_What is needed_
Sort through the data and copy the lines holding the word "Office".

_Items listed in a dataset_
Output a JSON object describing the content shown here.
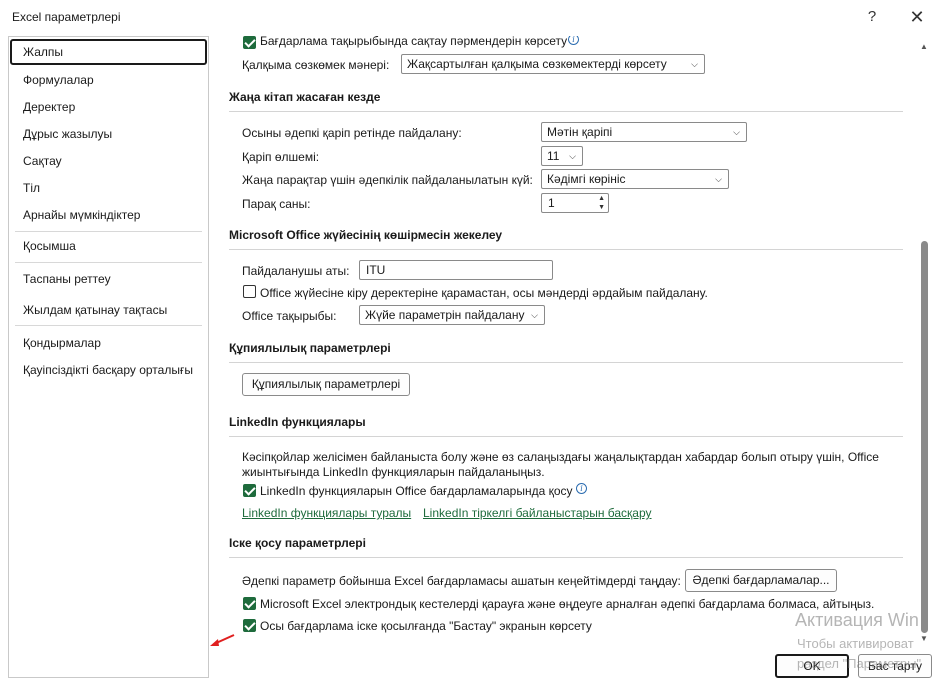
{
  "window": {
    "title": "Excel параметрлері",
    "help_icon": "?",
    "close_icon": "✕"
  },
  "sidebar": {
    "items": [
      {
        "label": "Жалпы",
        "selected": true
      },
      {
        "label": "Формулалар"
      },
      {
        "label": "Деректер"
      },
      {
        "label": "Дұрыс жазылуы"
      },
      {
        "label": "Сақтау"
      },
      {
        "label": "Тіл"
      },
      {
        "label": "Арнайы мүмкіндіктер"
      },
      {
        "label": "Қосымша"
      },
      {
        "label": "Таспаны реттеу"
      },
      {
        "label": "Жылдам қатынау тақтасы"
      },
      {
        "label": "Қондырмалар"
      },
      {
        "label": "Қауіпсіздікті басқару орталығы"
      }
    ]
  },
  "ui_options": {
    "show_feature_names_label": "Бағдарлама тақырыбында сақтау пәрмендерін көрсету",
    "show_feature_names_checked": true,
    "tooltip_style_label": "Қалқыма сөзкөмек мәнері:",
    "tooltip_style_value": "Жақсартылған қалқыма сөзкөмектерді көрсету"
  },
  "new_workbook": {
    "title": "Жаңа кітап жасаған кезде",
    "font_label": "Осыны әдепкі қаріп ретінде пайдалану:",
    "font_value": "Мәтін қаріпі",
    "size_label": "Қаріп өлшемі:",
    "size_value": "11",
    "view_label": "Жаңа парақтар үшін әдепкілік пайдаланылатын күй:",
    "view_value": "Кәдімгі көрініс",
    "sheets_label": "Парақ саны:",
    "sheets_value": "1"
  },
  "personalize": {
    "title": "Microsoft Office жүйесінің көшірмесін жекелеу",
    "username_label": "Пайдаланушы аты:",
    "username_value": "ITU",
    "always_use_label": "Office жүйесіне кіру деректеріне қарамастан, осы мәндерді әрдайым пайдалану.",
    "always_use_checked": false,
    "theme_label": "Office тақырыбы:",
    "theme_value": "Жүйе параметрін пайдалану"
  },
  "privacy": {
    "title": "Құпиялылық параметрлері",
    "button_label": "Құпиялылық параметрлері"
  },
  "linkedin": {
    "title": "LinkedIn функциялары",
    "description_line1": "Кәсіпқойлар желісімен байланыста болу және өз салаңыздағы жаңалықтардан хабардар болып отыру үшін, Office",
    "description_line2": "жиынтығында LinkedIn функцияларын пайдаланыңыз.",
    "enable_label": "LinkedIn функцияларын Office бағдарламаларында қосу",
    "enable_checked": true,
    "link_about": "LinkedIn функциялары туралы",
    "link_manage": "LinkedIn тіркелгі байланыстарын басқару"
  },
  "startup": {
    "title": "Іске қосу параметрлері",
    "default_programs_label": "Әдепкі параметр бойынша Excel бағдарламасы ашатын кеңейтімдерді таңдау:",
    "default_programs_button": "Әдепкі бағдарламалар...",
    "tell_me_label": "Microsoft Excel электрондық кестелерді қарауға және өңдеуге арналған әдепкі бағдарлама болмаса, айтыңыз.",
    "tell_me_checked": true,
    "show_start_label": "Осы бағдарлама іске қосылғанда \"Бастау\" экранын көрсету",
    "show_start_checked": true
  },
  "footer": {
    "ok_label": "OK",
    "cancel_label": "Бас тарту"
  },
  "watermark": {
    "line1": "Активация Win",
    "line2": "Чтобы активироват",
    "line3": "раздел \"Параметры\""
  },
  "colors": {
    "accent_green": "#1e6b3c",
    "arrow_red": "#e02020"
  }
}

_Written answer_
    "title": "Microsoft Office жүйесінің көшірмесін жекелеу",
    "always_use_label": "Office жүйесіне кіру деректеріне қарамастан, осы мәндерді әрдайым пайдалану.",
    "theme_label": "Office тақырыбы:",
    "description_line1": "Кәсіпқойлар желісімен байланыста болу және өз салаңыздағы жаңалықтардан хабардар болып отыру үшін, Office",
    "enable_label": "LinkedIn функцияларын Office бағдарламаларында қосу",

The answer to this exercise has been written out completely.